- [WHAT YOU SHOULD DO]: The whole listing is to be given again without alteration, except that its pictures are dropped.

※

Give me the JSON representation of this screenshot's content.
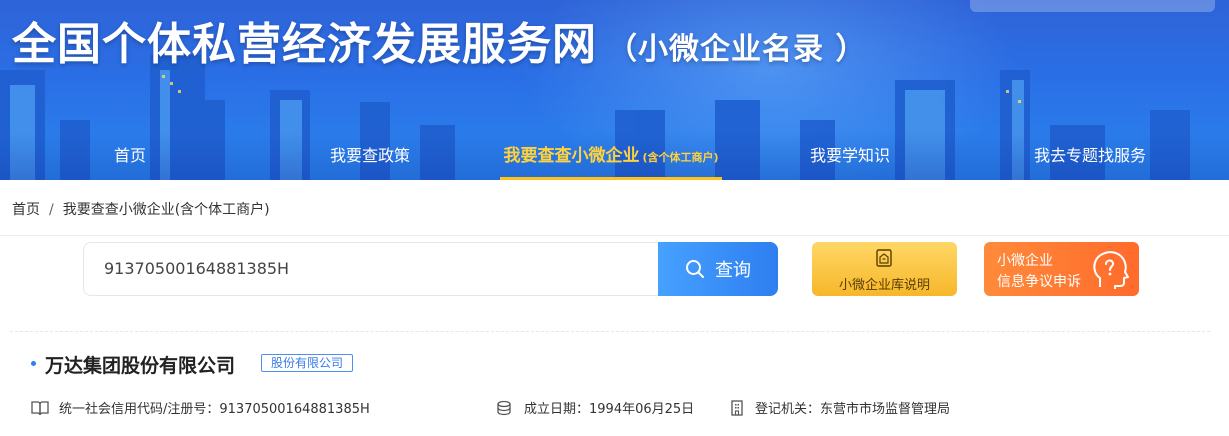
{
  "header": {
    "title": "全国个体私营经济发展服务网",
    "subtitle": "（小微企业名录 ）"
  },
  "nav": {
    "items": [
      {
        "label": "首页"
      },
      {
        "label": "我要查政策"
      },
      {
        "label": "我要查查小微企业",
        "suffix": "(含个体工商户)"
      },
      {
        "label": "我要学知识"
      },
      {
        "label": "我去专题找服务"
      }
    ]
  },
  "breadcrumb": {
    "home": "首页",
    "separator": "/",
    "current": "我要查查小微企业(含个体工商户)"
  },
  "search": {
    "value": "91370500164881385H",
    "button_label": "查询"
  },
  "cards": {
    "library_label": "小微企业库说明",
    "dispute_line1": "小微企业",
    "dispute_line2": "信息争议申诉"
  },
  "result": {
    "company_name": "万达集团股份有限公司",
    "company_type": "股份有限公司",
    "credit_code": "统一社会信用代码/注册号：91370500164881385H",
    "established": "成立日期：1994年06月25日",
    "authority": "登记机关：东营市市场监督管理局"
  },
  "colors": {
    "primary": "#2e7ef0",
    "nav_active": "#ffd23c",
    "card_yellow": "#f6b72a",
    "card_orange": "#ff6b2c"
  }
}
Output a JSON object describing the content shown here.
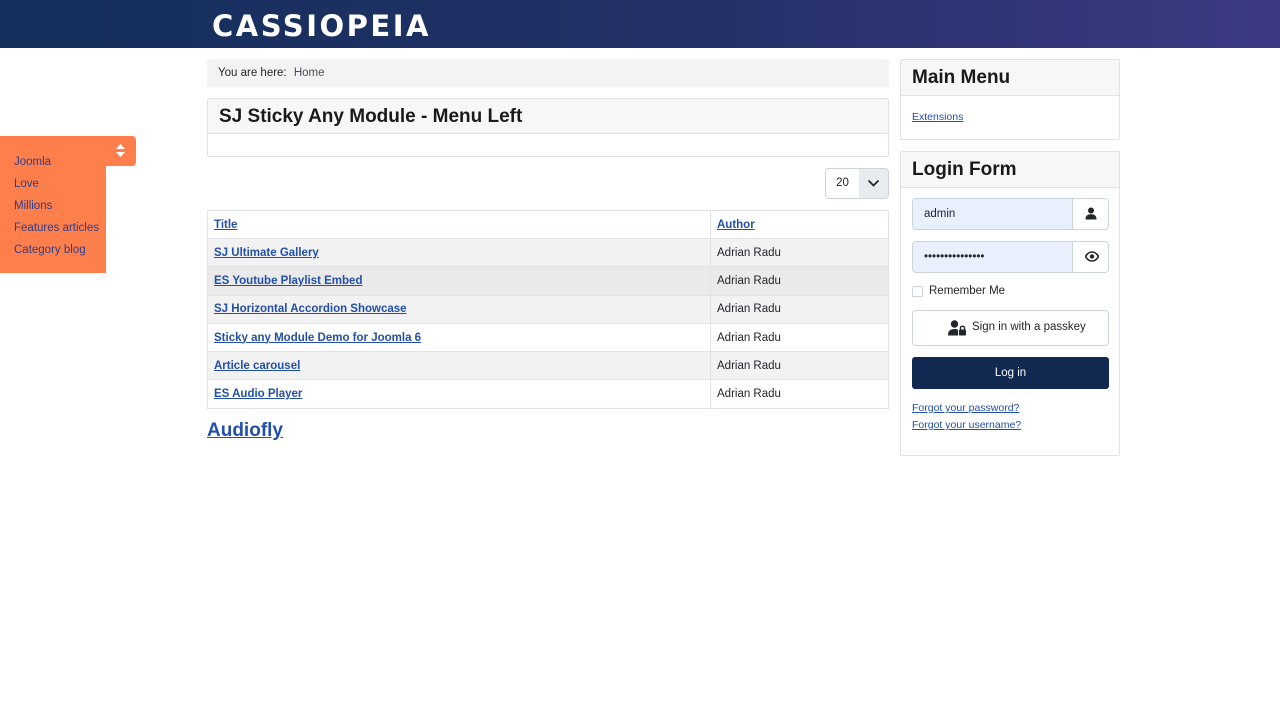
{
  "site": {
    "brand": "CASSIOPEIA"
  },
  "sticky_menu": {
    "items": [
      "Joomla",
      "Love",
      "Millions",
      "Features articles",
      "Category blog"
    ],
    "colors": {
      "background": "#ff7f4c",
      "link": "#2c3f8a"
    }
  },
  "breadcrumb": {
    "label": "You are here:",
    "home": "Home"
  },
  "module": {
    "title": "SJ Sticky Any Module - Menu Left"
  },
  "list": {
    "limit": "20",
    "columns": [
      "Title",
      "Author"
    ],
    "rows": [
      {
        "title": "SJ Ultimate Gallery",
        "author": "Adrian Radu"
      },
      {
        "title": "ES Youtube Playlist Embed",
        "author": "Adrian Radu"
      },
      {
        "title": "SJ Horizontal Accordion Showcase",
        "author": "Adrian Radu"
      },
      {
        "title": "Sticky any Module Demo for Joomla 6",
        "author": "Adrian Radu"
      },
      {
        "title": "Article carousel",
        "author": "Adrian Radu"
      },
      {
        "title": "ES Audio Player",
        "author": "Adrian Radu"
      }
    ]
  },
  "audiofly": "Audiofly",
  "main_menu": {
    "title": "Main Menu",
    "link": "Extensions"
  },
  "login_form": {
    "title": "Login Form",
    "username": "admin",
    "password": "•••••••••••••••",
    "remember": "Remember Me",
    "passkey": "Sign in with a passkey",
    "login": "Log in",
    "forgot_password": "Forgot your password?",
    "forgot_username": "Forgot your username?"
  },
  "colors": {
    "header_start": "#132f5b",
    "header_end": "#3c3a84",
    "primary_button": "#112850",
    "link": "#224faa"
  }
}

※

- [REPLY TO THE EXERCISE]:
Give me the JSON representation of this screenshot's content.
{
  "header": {
    "title": "全国个体私营经济发展服务网",
    "subtitle": "（小微企业名录 ）"
  },
  "nav": {
    "items": [
      {
        "label": "首页"
      },
      {
        "label": "我要查政策"
      },
      {
        "label": "我要查查小微企业",
        "suffix": "(含个体工商户)"
      },
      {
        "label": "我要学知识"
      },
      {
        "label": "我去专题找服务"
      }
    ]
  },
  "breadcrumb": {
    "home": "首页",
    "separator": "/",
    "current": "我要查查小微企业(含个体工商户)"
  },
  "search": {
    "value": "91370500164881385H",
    "button_label": "查询"
  },
  "cards": {
    "library_label": "小微企业库说明",
    "dispute_line1": "小微企业",
    "dispute_line2": "信息争议申诉"
  },
  "result": {
    "company_name": "万达集团股份有限公司",
    "company_type": "股份有限公司",
    "credit_code": "统一社会信用代码/注册号：91370500164881385H",
    "established": "成立日期：1994年06月25日",
    "authority": "登记机关：东营市市场监督管理局"
  },
  "colors": {
    "primary": "#2e7ef0",
    "nav_active": "#ffd23c",
    "card_yellow": "#f6b72a",
    "card_orange": "#ff6b2c"
  }
}
Output a JSON object describing the content shown here.
{
  "site": {
    "brand": "CASSIOPEIA"
  },
  "sticky_menu": {
    "items": [
      "Joomla",
      "Love",
      "Millions",
      "Features articles",
      "Category blog"
    ],
    "colors": {
      "background": "#ff7f4c",
      "link": "#2c3f8a"
    }
  },
  "breadcrumb": {
    "label": "You are here:",
    "home": "Home"
  },
  "module": {
    "title": "SJ Sticky Any Module - Menu Left"
  },
  "list": {
    "limit": "20",
    "columns": [
      "Title",
      "Author"
    ],
    "rows": [
      {
        "title": "SJ Ultimate Gallery",
        "author": "Adrian Radu"
      },
      {
        "title": "ES Youtube Playlist Embed",
        "author": "Adrian Radu"
      },
      {
        "title": "SJ Horizontal Accordion Showcase",
        "author": "Adrian Radu"
      },
      {
        "title": "Sticky any Module Demo for Joomla 6",
        "author": "Adrian Radu"
      },
      {
        "title": "Article carousel",
        "author": "Adrian Radu"
      },
      {
        "title": "ES Audio Player",
        "author": "Adrian Radu"
      }
    ]
  },
  "audiofly": "Audiofly",
  "main_menu": {
    "title": "Main Menu",
    "link": "Extensions"
  },
  "login_form": {
    "title": "Login Form",
    "username": "admin",
    "password": "•••••••••••••••",
    "remember": "Remember Me",
    "passkey": "Sign in with a passkey",
    "login": "Log in",
    "forgot_password": "Forgot your password?",
    "forgot_username": "Forgot your username?"
  },
  "colors": {
    "header_start": "#132f5b",
    "header_end": "#3c3a84",
    "primary_button": "#112850",
    "link": "#224faa"
  }
}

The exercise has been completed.